2. Many car drivers believe that bikes belong on the sidewalk even though the opposite is often true (i.e., commercial districts). This results in drivers getting angry when a bike is “holding up their lane” even though the biker is obligated or at least permitted to ride in the road rather than the sidewalk.

3. Cars do not yield to bikes as they do to regular cars. There have been times where people in cars of all sizes try to push me out of their way because they need to make a turn when I’m in their lane. This is very dangerous.

1. I see far too many bikers in all parts of the city that don’t think they need to stop for stop signs or stop lights. There have even been times where I have been admonished by fellow bikers for waiting at a red light because I was blocking their way.

2. Bikers don’t yield to and wait with cars during traffic. Living in downtown, I often have to ride during the afternoon rush of traffic. I have found that it is safest for bikers to wait where they were when the light changed to red. This prevents drivers who are making a turn from turning into the biker if the biker is in the driver’s blind spot. However, I have often witnessed, while biking and driving, bikers who speed past all of the stopped cars only to get to the front of the line by the stop light. This is not only dangerous, but it slows traffic as all of the passed cars now need to try and pass the biker once again, and those cars may or may not leave a safe passing distance.

3. Bikers don’t always yield to pedestrians on sidewalks. I have been almost hit by many bikers who do not understand that pedestrians have the right of way on sidewalks and crosswalks.

4. Many bikers do not understand that they are not to ride on the sidewalks in congested commercial areas. This leads to issues as people try to move out of the way and those who don’t get hit by cyclists.

All of the issues I listed above are issues that only serve to hinder the harmony between bikes and cars in the city of St. Paul. This makes is less safe for bikes to ride as the actions of some of both sides (bikes and cars) are hurting the ability of all bikers to ride safely. I would like to see more enforcement of the traffic laws and more education of the common sense riding techniques. This approach should help in areas that are not blessed with bike lanes are in areas that cannot accommodate a bike lane.

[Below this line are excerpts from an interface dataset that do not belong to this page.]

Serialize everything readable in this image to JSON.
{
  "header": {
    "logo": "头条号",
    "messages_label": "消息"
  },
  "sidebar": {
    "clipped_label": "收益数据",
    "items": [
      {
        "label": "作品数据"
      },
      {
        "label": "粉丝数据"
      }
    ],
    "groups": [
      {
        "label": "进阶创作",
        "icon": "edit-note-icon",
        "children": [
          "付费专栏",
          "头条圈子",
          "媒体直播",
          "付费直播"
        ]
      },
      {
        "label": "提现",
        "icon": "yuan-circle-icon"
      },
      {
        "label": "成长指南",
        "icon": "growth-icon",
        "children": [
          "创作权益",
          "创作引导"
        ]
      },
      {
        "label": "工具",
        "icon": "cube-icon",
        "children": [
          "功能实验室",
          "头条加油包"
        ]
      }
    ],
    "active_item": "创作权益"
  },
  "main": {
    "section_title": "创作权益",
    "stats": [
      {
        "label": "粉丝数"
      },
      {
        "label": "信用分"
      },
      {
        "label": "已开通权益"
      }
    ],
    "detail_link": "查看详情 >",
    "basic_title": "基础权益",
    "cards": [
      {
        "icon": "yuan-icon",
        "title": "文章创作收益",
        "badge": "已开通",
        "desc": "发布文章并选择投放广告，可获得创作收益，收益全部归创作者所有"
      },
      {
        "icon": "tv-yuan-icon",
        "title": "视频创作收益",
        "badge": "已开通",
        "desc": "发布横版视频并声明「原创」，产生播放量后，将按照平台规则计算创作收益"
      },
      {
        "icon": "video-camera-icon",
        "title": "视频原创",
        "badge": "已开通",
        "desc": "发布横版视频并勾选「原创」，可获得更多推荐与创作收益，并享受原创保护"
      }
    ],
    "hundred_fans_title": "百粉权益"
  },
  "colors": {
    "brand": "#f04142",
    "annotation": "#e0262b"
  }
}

From Erik Riesenberg inside Ward 3:

One concern i have as a cyclist is that given the rapid growth of bike ridership in the last decade, we haven’t yet developed a widely accepted set of rules/laws to abide by. When i started biking over 10 years ago, there were very few other cyclists on the road. So there wasn’t much of the need for a set of “biking rules of the road”. Your behavior as a cyclist was largely governed by your comfort level. Now with the rise in cycling, there seems to be a growing need for some “rules of the road”.I’m not advocating for a highly restrictive set of laws but I think the biking community could benefit from some enforceable guidelines. I know there are existing laws that apply to cyclists but they rarely seem to be enforced. The other day I saw someone riding down Cleveland Avenue wearing headphones riding no handed while texting. That kind of behavior shouldn’t be allowed. It’s a danger to the bicyclist and everyone around them.In general, when cyclists act reckless and with disregard for the others on the road, I see no reason not to enforce those laws. Not to mention, why aren’t there rules about riding at night without lights that are easily enforceable. We don’t allow other vehicles on our streets at night without some sort of lights so why are bicycles exempt. I know that these opinions may not be very popular in the biking community, but I share them in the interest of safety and responsible self-governance.

From Joelle Linhoff inside Ward 2:

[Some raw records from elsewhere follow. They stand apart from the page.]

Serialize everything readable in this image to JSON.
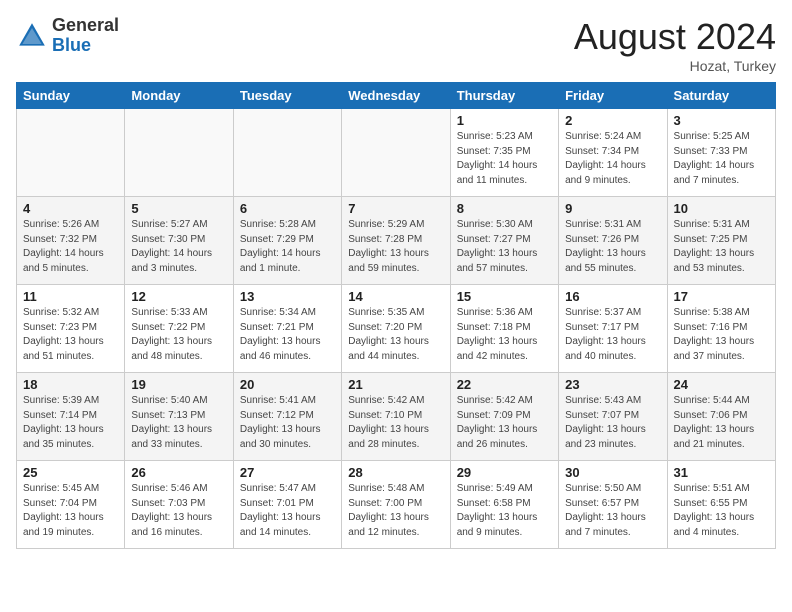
{
  "header": {
    "logo_general": "General",
    "logo_blue": "Blue",
    "month_year": "August 2024",
    "location": "Hozat, Turkey"
  },
  "weekdays": [
    "Sunday",
    "Monday",
    "Tuesday",
    "Wednesday",
    "Thursday",
    "Friday",
    "Saturday"
  ],
  "weeks": [
    [
      {
        "num": "",
        "info": ""
      },
      {
        "num": "",
        "info": ""
      },
      {
        "num": "",
        "info": ""
      },
      {
        "num": "",
        "info": ""
      },
      {
        "num": "1",
        "info": "Sunrise: 5:23 AM\nSunset: 7:35 PM\nDaylight: 14 hours\nand 11 minutes."
      },
      {
        "num": "2",
        "info": "Sunrise: 5:24 AM\nSunset: 7:34 PM\nDaylight: 14 hours\nand 9 minutes."
      },
      {
        "num": "3",
        "info": "Sunrise: 5:25 AM\nSunset: 7:33 PM\nDaylight: 14 hours\nand 7 minutes."
      }
    ],
    [
      {
        "num": "4",
        "info": "Sunrise: 5:26 AM\nSunset: 7:32 PM\nDaylight: 14 hours\nand 5 minutes."
      },
      {
        "num": "5",
        "info": "Sunrise: 5:27 AM\nSunset: 7:30 PM\nDaylight: 14 hours\nand 3 minutes."
      },
      {
        "num": "6",
        "info": "Sunrise: 5:28 AM\nSunset: 7:29 PM\nDaylight: 14 hours\nand 1 minute."
      },
      {
        "num": "7",
        "info": "Sunrise: 5:29 AM\nSunset: 7:28 PM\nDaylight: 13 hours\nand 59 minutes."
      },
      {
        "num": "8",
        "info": "Sunrise: 5:30 AM\nSunset: 7:27 PM\nDaylight: 13 hours\nand 57 minutes."
      },
      {
        "num": "9",
        "info": "Sunrise: 5:31 AM\nSunset: 7:26 PM\nDaylight: 13 hours\nand 55 minutes."
      },
      {
        "num": "10",
        "info": "Sunrise: 5:31 AM\nSunset: 7:25 PM\nDaylight: 13 hours\nand 53 minutes."
      }
    ],
    [
      {
        "num": "11",
        "info": "Sunrise: 5:32 AM\nSunset: 7:23 PM\nDaylight: 13 hours\nand 51 minutes."
      },
      {
        "num": "12",
        "info": "Sunrise: 5:33 AM\nSunset: 7:22 PM\nDaylight: 13 hours\nand 48 minutes."
      },
      {
        "num": "13",
        "info": "Sunrise: 5:34 AM\nSunset: 7:21 PM\nDaylight: 13 hours\nand 46 minutes."
      },
      {
        "num": "14",
        "info": "Sunrise: 5:35 AM\nSunset: 7:20 PM\nDaylight: 13 hours\nand 44 minutes."
      },
      {
        "num": "15",
        "info": "Sunrise: 5:36 AM\nSunset: 7:18 PM\nDaylight: 13 hours\nand 42 minutes."
      },
      {
        "num": "16",
        "info": "Sunrise: 5:37 AM\nSunset: 7:17 PM\nDaylight: 13 hours\nand 40 minutes."
      },
      {
        "num": "17",
        "info": "Sunrise: 5:38 AM\nSunset: 7:16 PM\nDaylight: 13 hours\nand 37 minutes."
      }
    ],
    [
      {
        "num": "18",
        "info": "Sunrise: 5:39 AM\nSunset: 7:14 PM\nDaylight: 13 hours\nand 35 minutes."
      },
      {
        "num": "19",
        "info": "Sunrise: 5:40 AM\nSunset: 7:13 PM\nDaylight: 13 hours\nand 33 minutes."
      },
      {
        "num": "20",
        "info": "Sunrise: 5:41 AM\nSunset: 7:12 PM\nDaylight: 13 hours\nand 30 minutes."
      },
      {
        "num": "21",
        "info": "Sunrise: 5:42 AM\nSunset: 7:10 PM\nDaylight: 13 hours\nand 28 minutes."
      },
      {
        "num": "22",
        "info": "Sunrise: 5:42 AM\nSunset: 7:09 PM\nDaylight: 13 hours\nand 26 minutes."
      },
      {
        "num": "23",
        "info": "Sunrise: 5:43 AM\nSunset: 7:07 PM\nDaylight: 13 hours\nand 23 minutes."
      },
      {
        "num": "24",
        "info": "Sunrise: 5:44 AM\nSunset: 7:06 PM\nDaylight: 13 hours\nand 21 minutes."
      }
    ],
    [
      {
        "num": "25",
        "info": "Sunrise: 5:45 AM\nSunset: 7:04 PM\nDaylight: 13 hours\nand 19 minutes."
      },
      {
        "num": "26",
        "info": "Sunrise: 5:46 AM\nSunset: 7:03 PM\nDaylight: 13 hours\nand 16 minutes."
      },
      {
        "num": "27",
        "info": "Sunrise: 5:47 AM\nSunset: 7:01 PM\nDaylight: 13 hours\nand 14 minutes."
      },
      {
        "num": "28",
        "info": "Sunrise: 5:48 AM\nSunset: 7:00 PM\nDaylight: 13 hours\nand 12 minutes."
      },
      {
        "num": "29",
        "info": "Sunrise: 5:49 AM\nSunset: 6:58 PM\nDaylight: 13 hours\nand 9 minutes."
      },
      {
        "num": "30",
        "info": "Sunrise: 5:50 AM\nSunset: 6:57 PM\nDaylight: 13 hours\nand 7 minutes."
      },
      {
        "num": "31",
        "info": "Sunrise: 5:51 AM\nSunset: 6:55 PM\nDaylight: 13 hours\nand 4 minutes."
      }
    ]
  ]
}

I would like to be able to ride my bike downtown to work. When I look at the bike maps it does not show many bike lanes. A map similar to Minneapolis’ Where To Bike Map would be really helpful. I would like to plan out the safest route and not find out by trial and error.

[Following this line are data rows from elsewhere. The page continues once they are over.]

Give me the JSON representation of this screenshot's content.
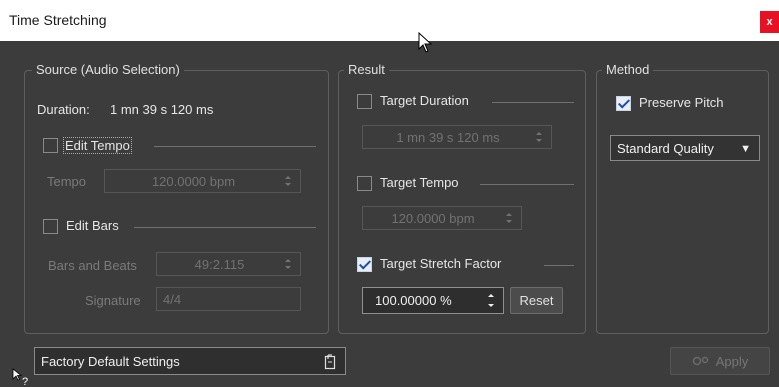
{
  "window": {
    "title": "Time Stretching",
    "close_label": "x"
  },
  "source": {
    "legend": "Source (Audio Selection)",
    "duration_label": "Duration:",
    "duration_value": "1 mn 39 s 120 ms",
    "edit_tempo": {
      "label": "Edit Tempo",
      "checked": false
    },
    "tempo": {
      "label": "Tempo",
      "value": "120.0000 bpm"
    },
    "edit_bars": {
      "label": "Edit Bars",
      "checked": false
    },
    "bars_beats": {
      "label": "Bars and Beats",
      "value": "49:2.115"
    },
    "signature": {
      "label": "Signature",
      "value": "4/4"
    }
  },
  "result": {
    "legend": "Result",
    "target_duration": {
      "label": "Target Duration",
      "checked": false,
      "value": "1 mn 39 s 120 ms"
    },
    "target_tempo": {
      "label": "Target Tempo",
      "checked": false,
      "value": "120.0000 bpm"
    },
    "target_stretch": {
      "label": "Target Stretch Factor",
      "checked": true,
      "value": "100.00000 %"
    },
    "reset_label": "Reset"
  },
  "method": {
    "legend": "Method",
    "preserve_pitch": {
      "label": "Preserve Pitch",
      "checked": true
    },
    "quality": "Standard Quality"
  },
  "footer": {
    "preset": "Factory Default Settings",
    "apply_label": "Apply"
  },
  "icons": [
    "close-icon",
    "mouse-cursor-icon",
    "dropdown-arrow-icon",
    "spin-arrows-icon",
    "preset-menu-icon",
    "gears-icon",
    "help-cursor-icon",
    "checkmark-icon"
  ],
  "colors": {
    "close": "#e81123",
    "check_fill": "#e8eef9",
    "check_mark": "#1d4fa0"
  }
}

There are 24 comments on this question as of May 9, 2013. Read the rest here.